More engineering colleges and universities are working on enhancing student communication skills, especially since ABET 2000 requirements. At the ASEE 2005 Annual Conference and Exposition; Norback, McNair, and Forehand reported on a workforce-based educational tool for use in Industrial and Systems Engineering (ISyE) Senior Design courses. The tool was designed to help members of student project teams analyze their audience for their project-related communications.

To enhance our understanding of the students’ analyses, in this study we investigated how the students’ perceptions of characteristics of audience members compare with the self-descriptions of the audience members. During a recent ISyE Senior Design class, we obtained self-descriptions from clients who played significant roles in the projects. In addition, we obtained student perceptions of these same clients at three different stages of the project. In this report we compare the student perceptions with the client self- descriptions. We examine similarities and differences. The variables examined are based on interviews with industrial engineers, supervisors, and senior executives in companies employing industrial engineers. They include the main client contact’s role, understanding of the problem, and specific expectations for the student team.

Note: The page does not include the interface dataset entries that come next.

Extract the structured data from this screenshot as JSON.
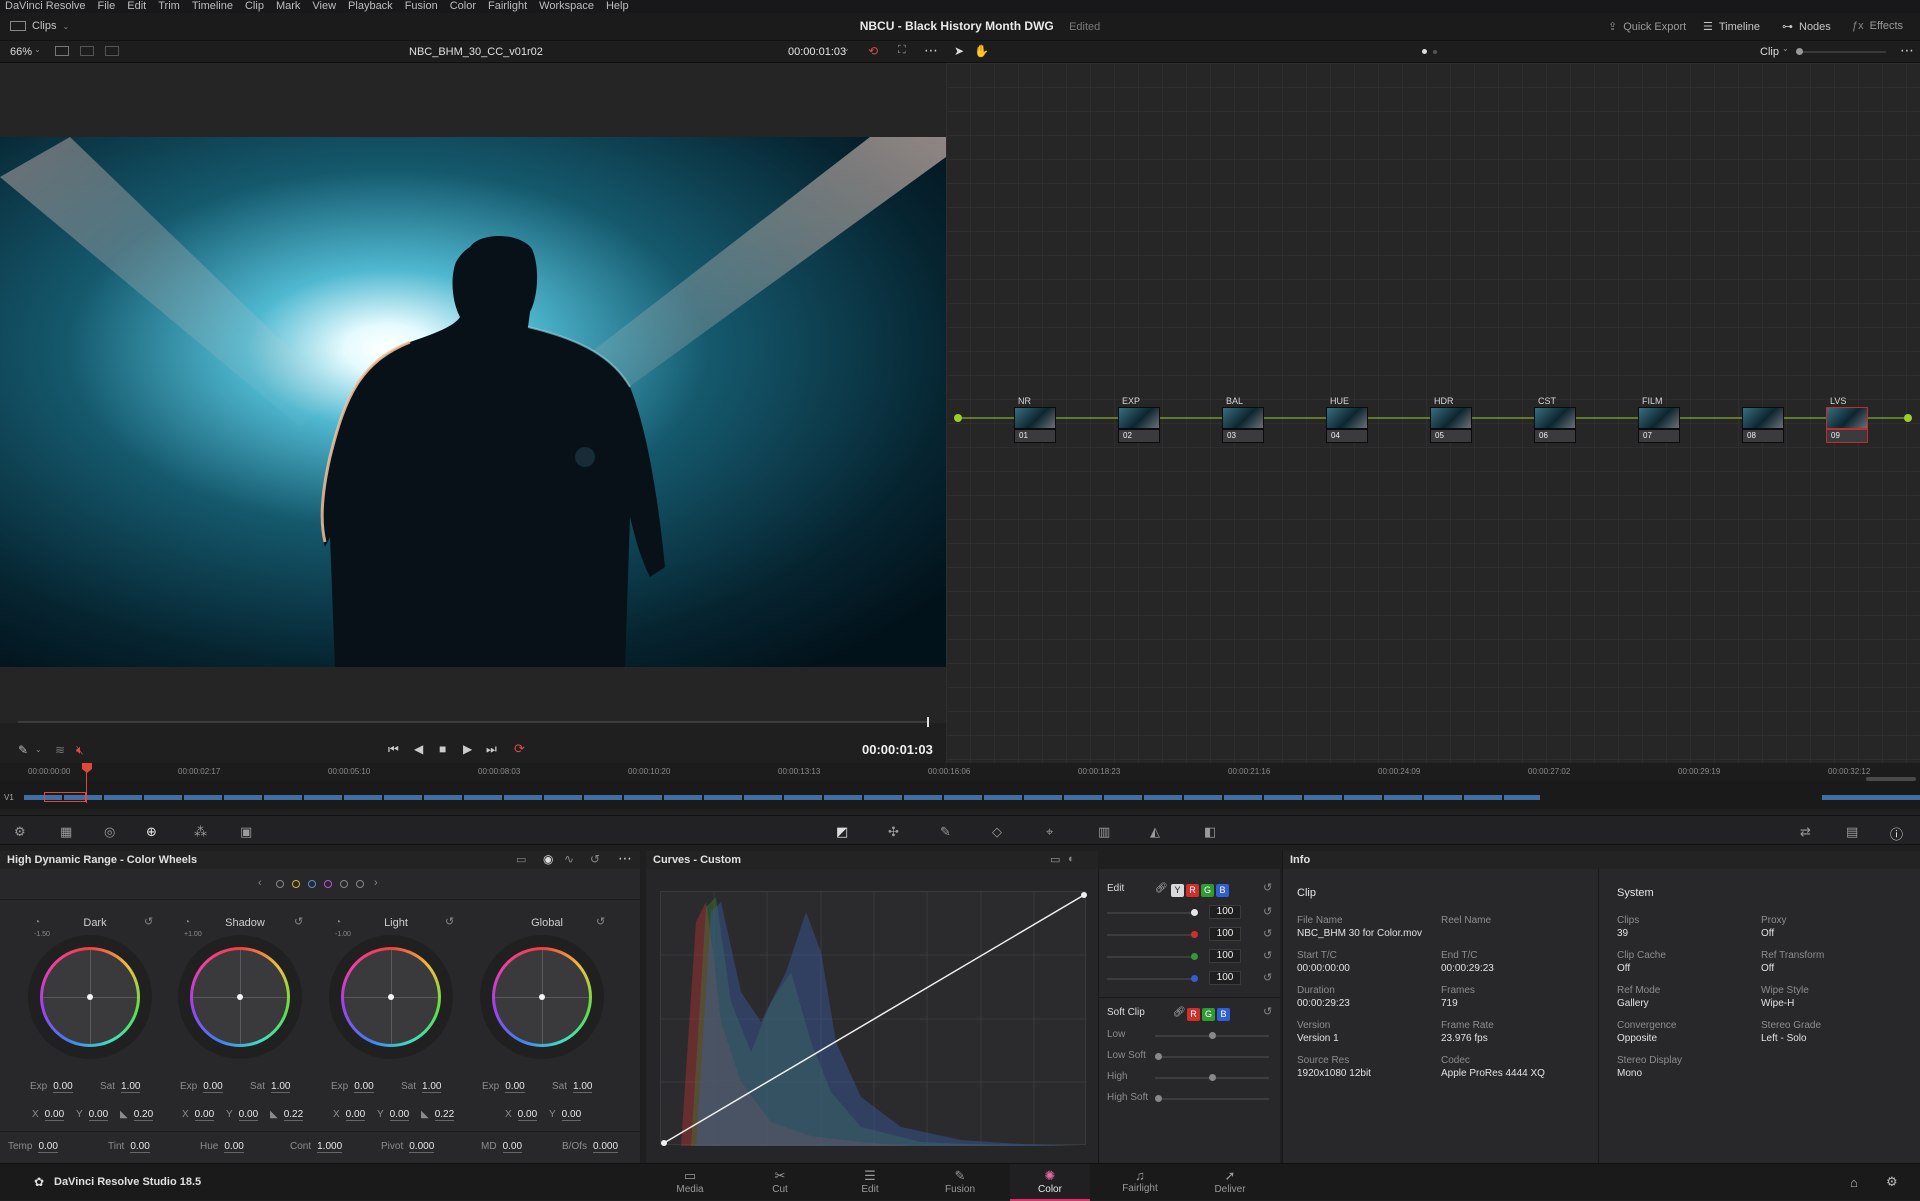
{
  "menu": [
    "DaVinci Resolve",
    "File",
    "Edit",
    "Trim",
    "Timeline",
    "Clip",
    "Mark",
    "View",
    "Playback",
    "Fusion",
    "Color",
    "Fairlight",
    "Workspace",
    "Help"
  ],
  "titlebar": {
    "clips_label": "Clips",
    "project_title": "NBCU - Black History Month DWG",
    "edited_label": "Edited",
    "quick_export": "Quick Export",
    "timeline_btn": "Timeline",
    "nodes_btn": "Nodes",
    "effects_btn": "Effects"
  },
  "viewer": {
    "zoom": "66%",
    "clip_name": "NBC_BHM_30_CC_v01r02",
    "timecode_top": "00:00:01:03",
    "timecode_bottom": "00:00:01:03"
  },
  "node_toolbar": {
    "mode": "Clip"
  },
  "nodes": [
    {
      "label": "NR",
      "num": "01"
    },
    {
      "label": "EXP",
      "num": "02"
    },
    {
      "label": "BAL",
      "num": "03"
    },
    {
      "label": "HUE",
      "num": "04"
    },
    {
      "label": "HDR",
      "num": "05"
    },
    {
      "label": "CST",
      "num": "06"
    },
    {
      "label": "FILM",
      "num": "07"
    },
    {
      "label": "",
      "num": "08"
    },
    {
      "label": "LVS",
      "num": "09"
    }
  ],
  "timeline": {
    "track": "V1",
    "ticks": [
      "00:00:00:00",
      "00:00:02:17",
      "00:00:05:10",
      "00:00:08:03",
      "00:00:10:20",
      "00:00:13:13",
      "00:00:16:06",
      "00:00:18:23",
      "00:00:21:16",
      "00:00:24:09",
      "00:00:27:02",
      "00:00:29:19",
      "00:00:32:12"
    ]
  },
  "wheels": {
    "title": "High Dynamic Range - Color Wheels",
    "wheels": [
      {
        "name": "Dark",
        "zone": "-1.50",
        "exp": "0.00",
        "sat": "1.00",
        "x": "0.00",
        "y": "0.00",
        "l": "0.20"
      },
      {
        "name": "Shadow",
        "zone": "+1.00",
        "exp": "0.00",
        "sat": "1.00",
        "x": "0.00",
        "y": "0.00",
        "l": "0.22"
      },
      {
        "name": "Light",
        "zone": "-1.00",
        "exp": "0.00",
        "sat": "1.00",
        "x": "0.00",
        "y": "0.00",
        "l": "0.22"
      },
      {
        "name": "Global",
        "zone": "",
        "exp": "0.00",
        "sat": "1.00",
        "x": "0.00",
        "y": "0.00",
        "l": ""
      }
    ],
    "labels": {
      "exp": "Exp",
      "sat": "Sat",
      "x": "X",
      "y": "Y"
    },
    "bottom": [
      {
        "k": "Temp",
        "v": "0.00"
      },
      {
        "k": "Tint",
        "v": "0.00"
      },
      {
        "k": "Hue",
        "v": "0.00"
      },
      {
        "k": "Cont",
        "v": "1.000"
      },
      {
        "k": "Pivot",
        "v": "0.000"
      },
      {
        "k": "MD",
        "v": "0.00"
      },
      {
        "k": "B/Ofs",
        "v": "0.000"
      }
    ]
  },
  "curves": {
    "title": "Curves - Custom",
    "edit_label": "Edit",
    "channels": [
      "Y",
      "R",
      "G",
      "B"
    ],
    "values": [
      "100",
      "100",
      "100",
      "100"
    ],
    "soft_clip_label": "Soft Clip",
    "soft_rows": [
      "Low",
      "Low Soft",
      "High",
      "High Soft"
    ]
  },
  "info": {
    "title": "Info",
    "clip_section": "Clip",
    "system_section": "System",
    "clip": [
      {
        "k": "File Name",
        "v": "NBC_BHM 30 for Color.mov"
      },
      {
        "k": "Reel Name",
        "v": ""
      },
      {
        "k": "Start T/C",
        "v": "00:00:00:00"
      },
      {
        "k": "End T/C",
        "v": "00:00:29:23"
      },
      {
        "k": "Duration",
        "v": "00:00:29:23"
      },
      {
        "k": "Frames",
        "v": "719"
      },
      {
        "k": "Version",
        "v": "Version 1"
      },
      {
        "k": "Frame Rate",
        "v": "23.976 fps"
      },
      {
        "k": "Source Res",
        "v": "1920x1080 12bit"
      },
      {
        "k": "Codec",
        "v": "Apple ProRes 4444 XQ"
      }
    ],
    "system": [
      {
        "k": "Clips",
        "v": "39"
      },
      {
        "k": "Proxy",
        "v": "Off"
      },
      {
        "k": "Clip Cache",
        "v": "Off"
      },
      {
        "k": "Ref Transform",
        "v": "Off"
      },
      {
        "k": "Ref Mode",
        "v": "Gallery"
      },
      {
        "k": "Wipe Style",
        "v": "Wipe-H"
      },
      {
        "k": "Convergence",
        "v": "Opposite"
      },
      {
        "k": "Stereo Grade",
        "v": "Left - Solo"
      },
      {
        "k": "Stereo Display",
        "v": "Mono"
      }
    ]
  },
  "bottombar": {
    "app_name": "DaVinci Resolve Studio 18.5",
    "pages": [
      "Media",
      "Cut",
      "Edit",
      "Fusion",
      "Color",
      "Fairlight",
      "Deliver"
    ],
    "active_page": "Color"
  },
  "colors": {
    "accent": "#e0306a",
    "playhead": "#e0483b",
    "clip_blue": "#3f6fa5",
    "node_link": "#9bcf2a",
    "node_selected": "#c12c2c"
  }
}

In addition we will examine the differences in perspective that give rise to similarities and differences. Then we identify implications for the development of student communication skills and suggest appropriate educational approaches.

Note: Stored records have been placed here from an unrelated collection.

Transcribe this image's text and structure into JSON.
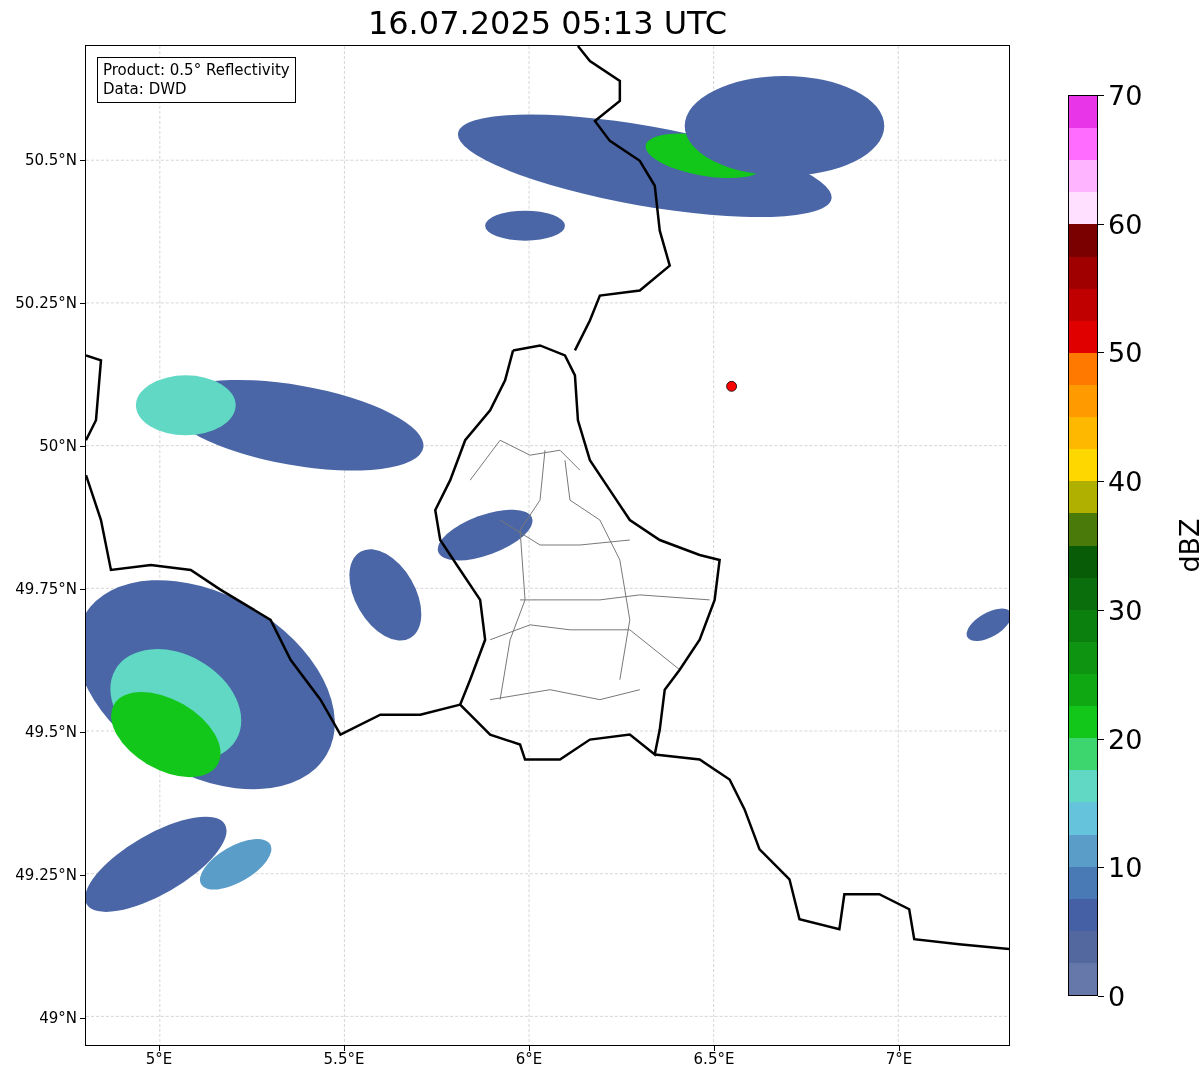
{
  "title": "16.07.2025 05:13 UTC",
  "info_box": {
    "lines": [
      "Product: 0.5° Reflectivity",
      "Data: DWD"
    ]
  },
  "map": {
    "y_ticks": [
      "50.5°N",
      "50.25°N",
      "50°N",
      "49.75°N",
      "49.5°N",
      "49.25°N",
      "49°N"
    ],
    "x_ticks": [
      "5°E",
      "5.5°E",
      "6°E",
      "6.5°E",
      "7°E"
    ]
  },
  "colorbar": {
    "label": "dBZ",
    "ticks": [
      "70",
      "60",
      "50",
      "40",
      "30",
      "20",
      "10",
      "0"
    ],
    "bands": [
      {
        "color": "#e835e8"
      },
      {
        "color": "#ff6cff"
      },
      {
        "color": "#ffb4ff"
      },
      {
        "color": "#ffe0ff"
      },
      {
        "color": "#7a0000"
      },
      {
        "color": "#a00000"
      },
      {
        "color": "#c00000"
      },
      {
        "color": "#e00000"
      },
      {
        "color": "#ff7800"
      },
      {
        "color": "#ff9a00"
      },
      {
        "color": "#ffb800"
      },
      {
        "color": "#ffd700"
      },
      {
        "color": "#b0b000"
      },
      {
        "color": "#4a7a0a"
      },
      {
        "color": "#085c08"
      },
      {
        "color": "#0a6e0c"
      },
      {
        "color": "#0c800e"
      },
      {
        "color": "#0e9410"
      },
      {
        "color": "#10a812"
      },
      {
        "color": "#12c71a"
      },
      {
        "color": "#3dd66e"
      },
      {
        "color": "#60d8c4"
      },
      {
        "color": "#65c3dc"
      },
      {
        "color": "#5a9dc8"
      },
      {
        "color": "#4a7ab5"
      },
      {
        "color": "#4560a4"
      },
      {
        "color": "#53689f"
      },
      {
        "color": "#6677aa"
      }
    ]
  }
}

I. Introduction

Senior Design courses provide an excellent opportunity for learning audience analysis, since they involve students dealing with real-world clients1. And, since ABET requirements have increased, more engineering colleges and universities are focused on enhancing students’ communication skills2. Norback and colleagues have developed a workforce-based educational tool to help students in Senior Design analyze their audience for their project-related communications3 4. The questions included in the audience analysis tools are based on interviews conducted with practicing industrial engineers, supervisors, and senior executives in organizations employing many industrial engineers. Examples of the questions include the main client contact’s role, understanding of the problem, and specific expectations for the student team. Pfeiffer advised students working with real-world clients to find out, as part of coming to know their audience, which individuals are the decision-makers5. Organizational context is the phrase often used by workforce professionals to refer to the hierarchy of the organization, the interaction with various people in different parts of the organization, and the responsibilities of each person in the organization. Sharp has noted that, often, when first interacting with professionals, students are not sure which questions to ask. Providing

Norback, J., & Billings, R., & Forehand, G. (2006, June), Georgia Tech Ie Workforce Communication: Comparing Senior Design Students' Audience Analyses To Their Clients' Self Descriptions Paper presented at 2006 Annual Conference & Exposition, Chicago, Illinois. 10.18260/1-2--230

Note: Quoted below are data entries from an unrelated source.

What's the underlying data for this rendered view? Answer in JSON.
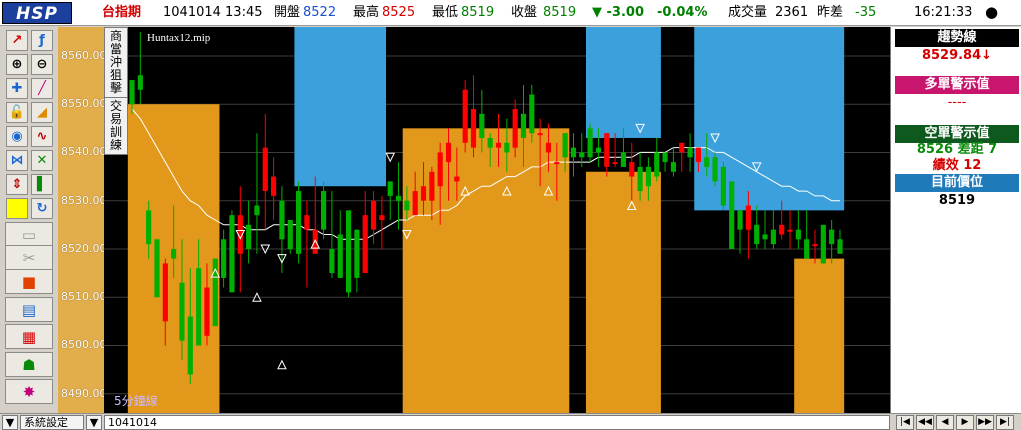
{
  "header": {
    "logo": "HSP",
    "symbol": "台指期",
    "date_time": "1041014  13:45",
    "open_label": "開盤",
    "open": "8522",
    "high_label": "最高",
    "high": "8525",
    "low_label": "最低",
    "low": "8519",
    "close_label": "收盤",
    "close": "8519",
    "change": "▼ -3.00",
    "change_pct": "-0.04%",
    "volume_label": "成交量",
    "volume": "2361",
    "diff_label": "昨差",
    "diff": "-35",
    "clock": "16:21:33",
    "close_symbol": "●"
  },
  "side_tabs": {
    "tab1": "商 當沖狙擊",
    "tab2": "交易訓練"
  },
  "right_panel": {
    "trend_title": "趨勢線",
    "trend_value": "8529.84↓",
    "long_title": "多單警示值",
    "long_value": "----",
    "short_title": "空單警示值",
    "short_value": "8526  差距 7",
    "perf": "績效 12",
    "position_title": "目前價位",
    "position_value": "8519"
  },
  "bottom": {
    "settings": "系統設定",
    "date": "1041014",
    "nav": [
      "|◀",
      "◀◀",
      "◀",
      "▶",
      "▶▶",
      "▶|"
    ]
  },
  "colors": {
    "up": "#ff0000",
    "down": "#00b000",
    "blue_band": "#3ba0dc",
    "orange_band": "#e2981b",
    "bg": "#000000",
    "grid": "#3c3c3c",
    "trend": "#ffffff"
  },
  "chart_data": {
    "type": "candlestick",
    "chart_name": "Huntax12.mip",
    "interval_label": "5分鐘線",
    "ylim": [
      8486,
      8566
    ],
    "y_ticks": [
      8490,
      8500,
      8510,
      8520,
      8530,
      8540,
      8550,
      8560
    ],
    "grid": true,
    "candles": [
      [
        8555,
        8555,
        8548,
        8550
      ],
      [
        8556,
        8565,
        8550,
        8553
      ],
      [
        8528,
        8530,
        8518,
        8521
      ],
      [
        8522,
        8522,
        8510,
        8510
      ],
      [
        8505,
        8518,
        8500,
        8517
      ],
      [
        8520,
        8529,
        8514,
        8518
      ],
      [
        8513,
        8522,
        8497,
        8501
      ],
      [
        8506,
        8516,
        8492,
        8494
      ],
      [
        8516,
        8522,
        8500,
        8500
      ],
      [
        8502,
        8517,
        8500,
        8512
      ],
      [
        8518,
        8518,
        8504,
        8504
      ],
      [
        8522,
        8524,
        8512,
        8514
      ],
      [
        8527,
        8528,
        8511,
        8511
      ],
      [
        8519,
        8533,
        8511,
        8527
      ],
      [
        8525,
        8530,
        8517,
        8520
      ],
      [
        8529,
        8544,
        8519,
        8527
      ],
      [
        8532,
        8548,
        8524,
        8541
      ],
      [
        8531,
        8539,
        8526,
        8535
      ],
      [
        8530,
        8533,
        8515,
        8522
      ],
      [
        8526,
        8526,
        8519,
        8520
      ],
      [
        8532,
        8534,
        8517,
        8519
      ],
      [
        8524,
        8530,
        8512,
        8527
      ],
      [
        8519,
        8535,
        8519,
        8524
      ],
      [
        8532,
        8534,
        8522,
        8524
      ],
      [
        8520,
        8532,
        8514,
        8515
      ],
      [
        8523,
        8528,
        8514,
        8514
      ],
      [
        8528,
        8528,
        8510,
        8511
      ],
      [
        8524,
        8524,
        8511,
        8514
      ],
      [
        8515,
        8532,
        8515,
        8527
      ],
      [
        8524,
        8532,
        8521,
        8530
      ],
      [
        8526,
        8531,
        8520,
        8527
      ],
      [
        8534,
        8534,
        8526,
        8531
      ],
      [
        8531,
        8538,
        8524,
        8530
      ],
      [
        8530,
        8533,
        8526,
        8528
      ],
      [
        8527,
        8536,
        8527,
        8532
      ],
      [
        8530,
        8538,
        8527,
        8533
      ],
      [
        8530,
        8537,
        8526,
        8536
      ],
      [
        8533,
        8542,
        8525,
        8540
      ],
      [
        8538,
        8545,
        8530,
        8542
      ],
      [
        8534,
        8541,
        8530,
        8535
      ],
      [
        8542,
        8555,
        8540,
        8553
      ],
      [
        8541,
        8556,
        8539,
        8549
      ],
      [
        8548,
        8553,
        8540,
        8543
      ],
      [
        8543,
        8544,
        8537,
        8541
      ],
      [
        8541,
        8548,
        8537,
        8542
      ],
      [
        8542,
        8547,
        8536,
        8540
      ],
      [
        8541,
        8551,
        8539,
        8549
      ],
      [
        8548,
        8554,
        8537,
        8543
      ],
      [
        8552,
        8554,
        8542,
        8544
      ],
      [
        8544,
        8547,
        8533,
        8544
      ],
      [
        8540,
        8546,
        8536,
        8542
      ],
      [
        8538,
        8542,
        8530,
        8538
      ],
      [
        8544,
        8544,
        8536,
        8539
      ],
      [
        8541,
        8544,
        8535,
        8539
      ],
      [
        8540,
        8544,
        8537,
        8539
      ],
      [
        8545,
        8546,
        8538,
        8539
      ],
      [
        8541,
        8545,
        8537,
        8540
      ],
      [
        8537,
        8544,
        8535,
        8544
      ],
      [
        8538,
        8544,
        8537,
        8538
      ],
      [
        8540,
        8545,
        8537,
        8537
      ],
      [
        8535,
        8542,
        8530,
        8538
      ],
      [
        8537,
        8540,
        8530,
        8532
      ],
      [
        8537,
        8539,
        8530,
        8533
      ],
      [
        8540,
        8543,
        8534,
        8535
      ],
      [
        8540,
        8540,
        8536,
        8538
      ],
      [
        8538,
        8541,
        8535,
        8536
      ],
      [
        8540,
        8542,
        8536,
        8542
      ],
      [
        8541,
        8544,
        8536,
        8539
      ],
      [
        8538,
        8541,
        8536,
        8541
      ],
      [
        8539,
        8544,
        8535,
        8537
      ],
      [
        8539,
        8540,
        8533,
        8534
      ],
      [
        8537,
        8538,
        8528,
        8529
      ],
      [
        8534,
        8534,
        8520,
        8520
      ],
      [
        8528,
        8528,
        8519,
        8524
      ],
      [
        8524,
        8532,
        8518,
        8529
      ],
      [
        8525,
        8529,
        8520,
        8521
      ],
      [
        8523,
        8528,
        8520,
        8522
      ],
      [
        8524,
        8528,
        8520,
        8521
      ],
      [
        8523,
        8530,
        8522,
        8525
      ],
      [
        8524,
        8528,
        8520,
        8524
      ],
      [
        8524,
        8528,
        8520,
        8522
      ],
      [
        8522,
        8528,
        8518,
        8518
      ],
      [
        8521,
        8524,
        8517,
        8521
      ],
      [
        8525,
        8525,
        8517,
        8517
      ],
      [
        8524,
        8526,
        8517,
        8521
      ],
      [
        8522,
        8524,
        8519,
        8519
      ]
    ],
    "trend_line": [
      8549,
      8547,
      8544,
      8541,
      8538,
      8535,
      8532,
      8530,
      8529,
      8527,
      8526,
      8525,
      8525,
      8525,
      8524,
      8524,
      8524,
      8525,
      8525,
      8525,
      8525,
      8524,
      8524,
      8523,
      8523,
      8522,
      8522,
      8522,
      8522,
      8523,
      8524,
      8525,
      8526,
      8526,
      8527,
      8527,
      8527,
      8528,
      8528,
      8529,
      8531,
      8532,
      8533,
      8533,
      8534,
      8535,
      8535,
      8536,
      8537,
      8537,
      8538,
      8538,
      8538,
      8538,
      8538,
      8538,
      8539,
      8539,
      8539,
      8539,
      8539,
      8540,
      8540,
      8540,
      8540,
      8541,
      8541,
      8541,
      8541,
      8541,
      8540,
      8540,
      8539,
      8538,
      8537,
      8536,
      8535,
      8534,
      8533,
      8533,
      8532,
      8532,
      8531,
      8531,
      8530,
      8530
    ],
    "blue_band": [
      [
        20,
        30,
        8533
      ],
      [
        55,
        63,
        8543
      ],
      [
        68,
        85,
        8528
      ]
    ],
    "orange_band": [
      [
        0,
        10,
        8550
      ],
      [
        33,
        52,
        8545
      ],
      [
        55,
        63,
        8536
      ],
      [
        80,
        85,
        8518
      ]
    ],
    "buy_arrows": [
      [
        10,
        8515
      ],
      [
        15,
        8510
      ],
      [
        18,
        8496
      ],
      [
        22,
        8521
      ],
      [
        40,
        8532
      ],
      [
        45,
        8532
      ],
      [
        50,
        8532
      ],
      [
        60,
        8529
      ]
    ],
    "sell_arrows": [
      [
        13,
        8523
      ],
      [
        16,
        8520
      ],
      [
        18,
        8518
      ],
      [
        31,
        8539
      ],
      [
        33,
        8523
      ],
      [
        61,
        8545
      ],
      [
        70,
        8543
      ],
      [
        75,
        8537
      ]
    ]
  }
}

ASEE holds the copyright on this document. It may be read by the public free of charge. Authors may archive their work on personal websites or in institutional repositories with the following citation: © 2006 American Society for Engineering Education. Other scholars may excerpt or quote from these materials with the same citation. When excerpting or quoting from Conference Proceedings, authors should, in addition to noting the ASEE copyright, list all the original authors and their institutions and name the host city of the conference. - Last updated April 1, 2015